It isn't just the New York City Department of Education that has some suspicious and very expensive contracts, the New York State Department of Education has some curious deals of its own. Like the $27 million no-bid contract the Daily News reports on which was recently given to a News Corp. company that just happens to be overseen by former city Schools Chancellor Joel Klein. Nothing fishy about that at all!

The contract is part of the $700 million Race to the Top federal program and goes to News Corp. subsidy Wireless Generation which develops software to track student test scores, among other things. And Wireless Generation, for its part, denies that Klein—who is bared from working with the city's Education Department for a year but not the State's—had anything to do with the contract. A VP there says that "It's fundamentally unfair to insinuate Klein had anything to do with this when the facts are absolutely otherwise. He had nothing to do with this contract. He had nothing to do with this negotiation."

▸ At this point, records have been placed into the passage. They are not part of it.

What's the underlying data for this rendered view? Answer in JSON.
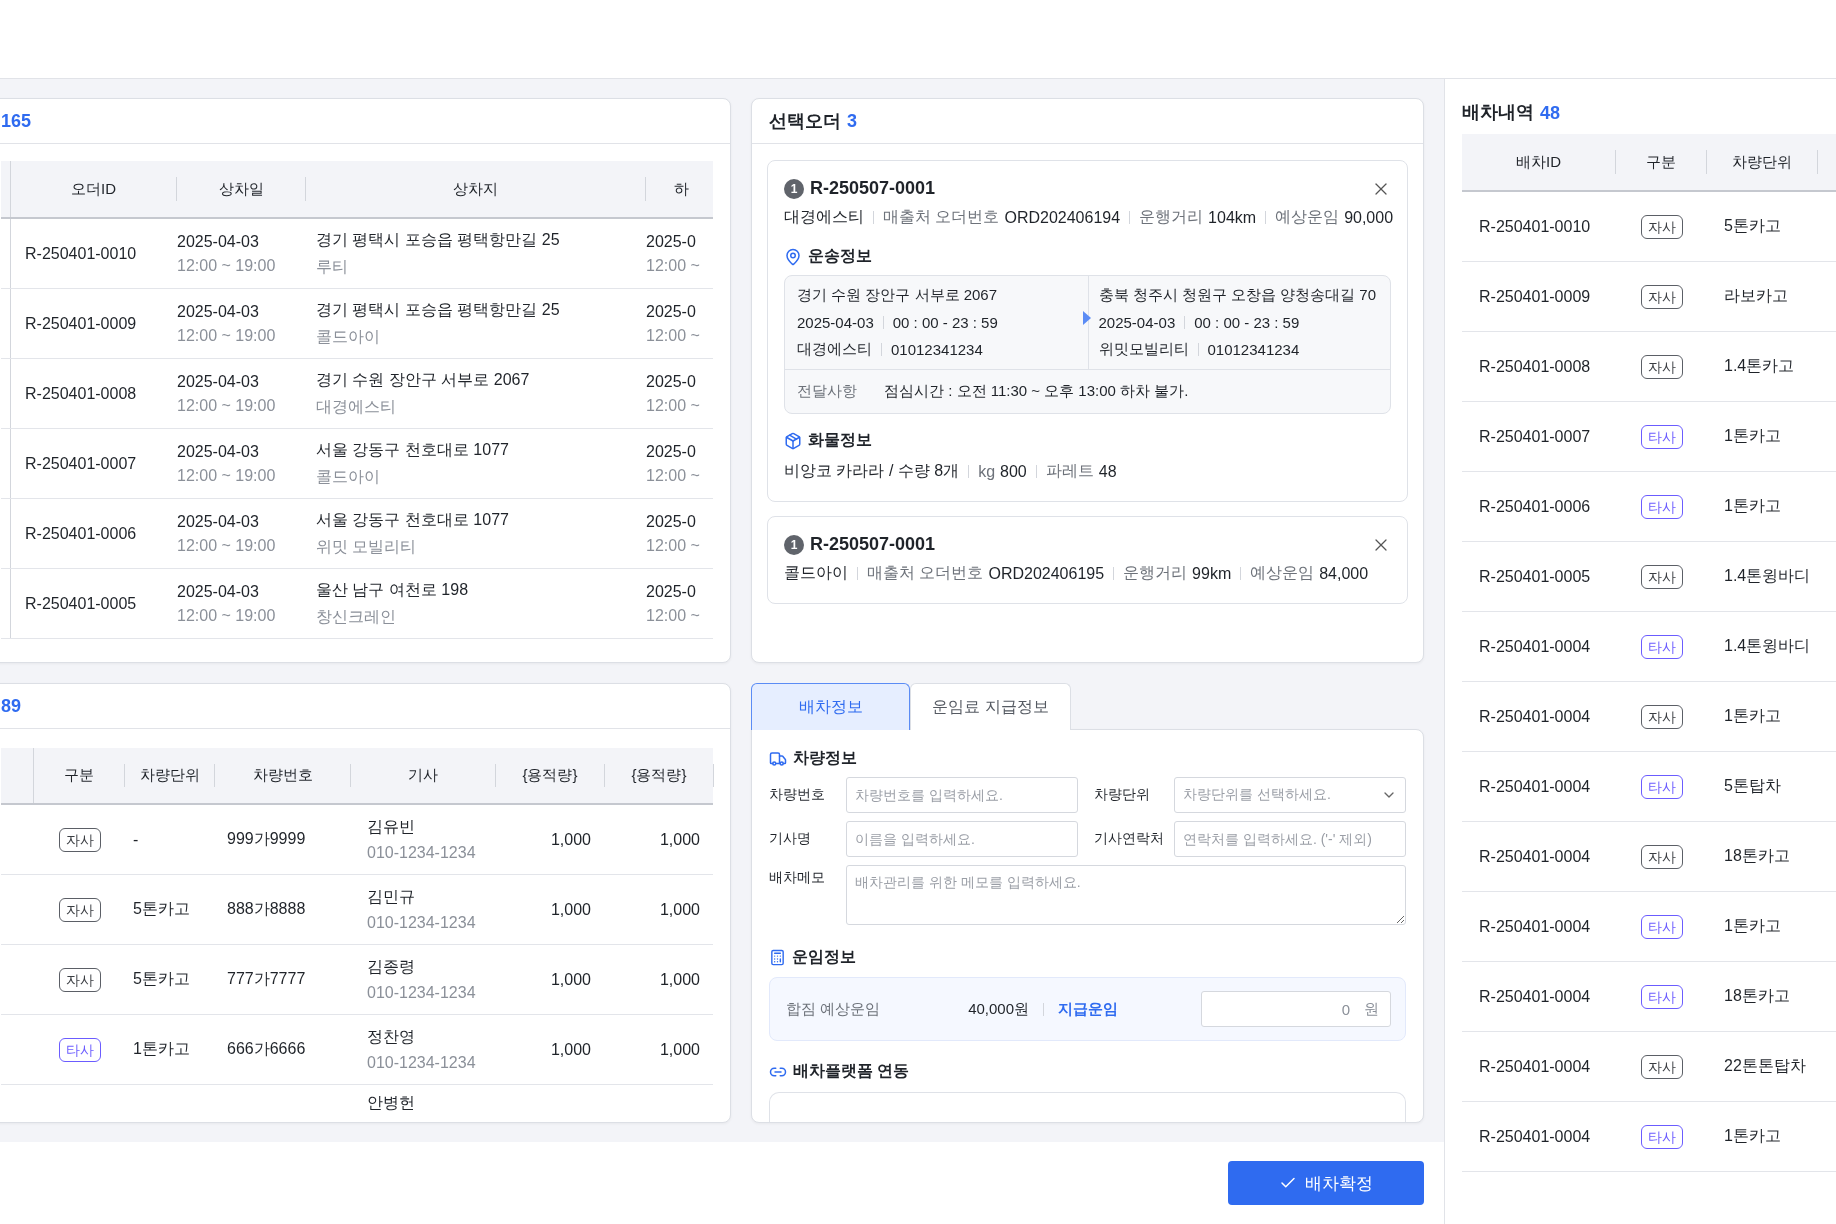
{
  "order_list": {
    "count": "165",
    "columns": [
      "오더ID",
      "상차일",
      "상차지",
      "하"
    ],
    "rows": [
      {
        "order_id": "R-250401-0010",
        "load_date": "2025-04-03",
        "load_time": "12:00 ~ 19:00",
        "load_address": "경기 평택시 포승읍 평택항만길 25",
        "load_company": "루티",
        "unload_date": "2025-0",
        "unload_time": "12:00 ~"
      },
      {
        "order_id": "R-250401-0009",
        "load_date": "2025-04-03",
        "load_time": "12:00 ~ 19:00",
        "load_address": "경기 평택시 포승읍 평택항만길 25",
        "load_company": "콜드아이",
        "unload_date": "2025-0",
        "unload_time": "12:00 ~"
      },
      {
        "order_id": "R-250401-0008",
        "load_date": "2025-04-03",
        "load_time": "12:00 ~ 19:00",
        "load_address": "경기 수원 장안구 서부로 2067",
        "load_company": "대경에스티",
        "unload_date": "2025-0",
        "unload_time": "12:00 ~"
      },
      {
        "order_id": "R-250401-0007",
        "load_date": "2025-04-03",
        "load_time": "12:00 ~ 19:00",
        "load_address": "서울 강동구 천호대로 1077",
        "load_company": "콜드아이",
        "unload_date": "2025-0",
        "unload_time": "12:00 ~"
      },
      {
        "order_id": "R-250401-0006",
        "load_date": "2025-04-03",
        "load_time": "12:00 ~ 19:00",
        "load_address": "서울 강동구 천호대로 1077",
        "load_company": "위밋 모빌리티",
        "unload_date": "2025-0",
        "unload_time": "12:00 ~"
      },
      {
        "order_id": "R-250401-0005",
        "load_date": "2025-04-03",
        "load_time": "12:00 ~ 19:00",
        "load_address": "울산 남구 여천로 198",
        "load_company": "창신크레인",
        "unload_date": "2025-0",
        "unload_time": "12:00 ~"
      }
    ]
  },
  "vehicle_list": {
    "count": "89",
    "columns": [
      "구분",
      "차량단위",
      "차량번호",
      "기사",
      "{용적량}",
      "{용적량}"
    ],
    "rows": [
      {
        "type": "자사",
        "kind": "own",
        "unit": "-",
        "plate": "999가9999",
        "driver": "김유빈",
        "phone": "010-1234-1234",
        "capacity_1": "1,000",
        "capacity_2": "1,000"
      },
      {
        "type": "자사",
        "kind": "own",
        "unit": "5톤카고",
        "plate": "888가8888",
        "driver": "김민규",
        "phone": "010-1234-1234",
        "capacity_1": "1,000",
        "capacity_2": "1,000"
      },
      {
        "type": "자사",
        "kind": "own",
        "unit": "5톤카고",
        "plate": "777가7777",
        "driver": "김종령",
        "phone": "010-1234-1234",
        "capacity_1": "1,000",
        "capacity_2": "1,000"
      },
      {
        "type": "타사",
        "kind": "other",
        "unit": "1톤카고",
        "plate": "666가6666",
        "driver": "정찬영",
        "phone": "010-1234-1234",
        "capacity_1": "1,000",
        "capacity_2": "1,000"
      },
      {
        "driver": "안병헌"
      }
    ]
  },
  "selected_orders": {
    "title": "선택오더",
    "count": "3",
    "cards": [
      {
        "index": "1",
        "order_id": "R-250507-0001",
        "company": "대경에스티",
        "sales_label": "매출처 오더번호",
        "sales_no": "ORD202406194",
        "distance_label": "운행거리",
        "distance": "104km",
        "fare_label": "예상운임",
        "fare": "90,000",
        "transport": {
          "title": "운송정보",
          "from": {
            "address": "경기 수원 장안구 서부로 2067",
            "date": "2025-04-03",
            "time": "00 : 00 - 23 : 59",
            "company": "대경에스티",
            "phone": "01012341234"
          },
          "to": {
            "address": "충북 청주시 청원구 오창읍 양청송대길 70",
            "date": "2025-04-03",
            "time": "00 : 00 - 23 : 59",
            "company": "위밋모빌리티",
            "phone": "01012341234"
          },
          "note_label": "전달사항",
          "note": "점심시간 : 오전 11:30 ~ 오후 13:00 하차 불가."
        },
        "cargo": {
          "title": "화물정보",
          "item": "비앙코 카라라 / 수량 8개",
          "weight_label": "kg",
          "weight": "800",
          "pallet_label": "파레트",
          "pallet": "48"
        }
      },
      {
        "index": "1",
        "order_id": "R-250507-0001",
        "company": "콜드아이",
        "sales_label": "매출처 오더번호",
        "sales_no": "ORD202406195",
        "distance_label": "운행거리",
        "distance": "99km",
        "fare_label": "예상운임",
        "fare": "84,000"
      }
    ]
  },
  "dispatch_form": {
    "tabs": [
      {
        "label": "배차정보",
        "selected": true
      },
      {
        "label": "운임료 지급정보",
        "selected": false
      }
    ],
    "vehicle_title": "차량정보",
    "fields": [
      {
        "label": "차량번호",
        "placeholder": "차량번호를 입력하세요.",
        "kind": "text"
      },
      {
        "label": "차량단위",
        "placeholder": "차량단위를 선택하세요.",
        "kind": "select"
      },
      {
        "label": "기사명",
        "placeholder": "이름을 입력하세요.",
        "kind": "text"
      },
      {
        "label": "기사연락처",
        "placeholder": "연락처를 입력하세요. ('-' 제외)",
        "kind": "text"
      },
      {
        "label": "배차메모",
        "placeholder": "배차관리를 위한 메모를 입력하세요.",
        "kind": "textarea"
      }
    ],
    "fare": {
      "title": "운임정보",
      "label": "합짐 예상운임",
      "amount": "40,000원",
      "pay_label": "지급운임",
      "pay_value": "0",
      "unit": "원"
    },
    "platform_title": "배차플랫폼 연동"
  },
  "confirm_button": "배차확정",
  "dispatch_history": {
    "title": "배차내역",
    "count": "48",
    "columns": [
      "배차ID",
      "구분",
      "차량단위"
    ],
    "rows": [
      {
        "id": "R-250401-0010",
        "type": "자사",
        "kind": "own",
        "unit": "5톤카고"
      },
      {
        "id": "R-250401-0009",
        "type": "자사",
        "kind": "own",
        "unit": "라보카고"
      },
      {
        "id": "R-250401-0008",
        "type": "자사",
        "kind": "own",
        "unit": "1.4톤카고"
      },
      {
        "id": "R-250401-0007",
        "type": "타사",
        "kind": "other",
        "unit": "1톤카고"
      },
      {
        "id": "R-250401-0006",
        "type": "타사",
        "kind": "other",
        "unit": "1톤카고"
      },
      {
        "id": "R-250401-0005",
        "type": "자사",
        "kind": "own",
        "unit": "1.4톤윙바디"
      },
      {
        "id": "R-250401-0004",
        "type": "타사",
        "kind": "other",
        "unit": "1.4톤윙바디"
      },
      {
        "id": "R-250401-0004",
        "type": "자사",
        "kind": "own",
        "unit": "1톤카고"
      },
      {
        "id": "R-250401-0004",
        "type": "타사",
        "kind": "other",
        "unit": "5톤탑차"
      },
      {
        "id": "R-250401-0004",
        "type": "자사",
        "kind": "own",
        "unit": "18톤카고"
      },
      {
        "id": "R-250401-0004",
        "type": "타사",
        "kind": "other",
        "unit": "1톤카고"
      },
      {
        "id": "R-250401-0004",
        "type": "타사",
        "kind": "other",
        "unit": "18톤카고"
      },
      {
        "id": "R-250401-0004",
        "type": "자사",
        "kind": "own",
        "unit": "22톤톤탑차"
      },
      {
        "id": "R-250401-0004",
        "type": "타사",
        "kind": "other",
        "unit": "1톤카고"
      }
    ]
  }
}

The State was less forceful in its denial, which reportedly took three weeks to come: "Consistent with our Race to the Top commitments made well over a year ago, this contract provides for an integrated and flexible student data system in an open source, non-proprietary application that will save taxpayers tens of millions of dollars and improve education across the Statem," spokesman Tom Dunn told the paper.

And yet, as Susan Lerner of Common Cause New York puts it, that doesn't really matter. "It raises all kinds of red flags," she said. "It just smacks of an old-boys club, where large amounts of public money are spent based not on 'is this the best product?' but 'I know this guy and I like him and I want to be sure he makes a lot of money.'"

Klein took his multi-million dollar job at News Corp. (while keeping his $34,000-a-year pension) overseeing its educational technology business after he vacated the chancellorship in December.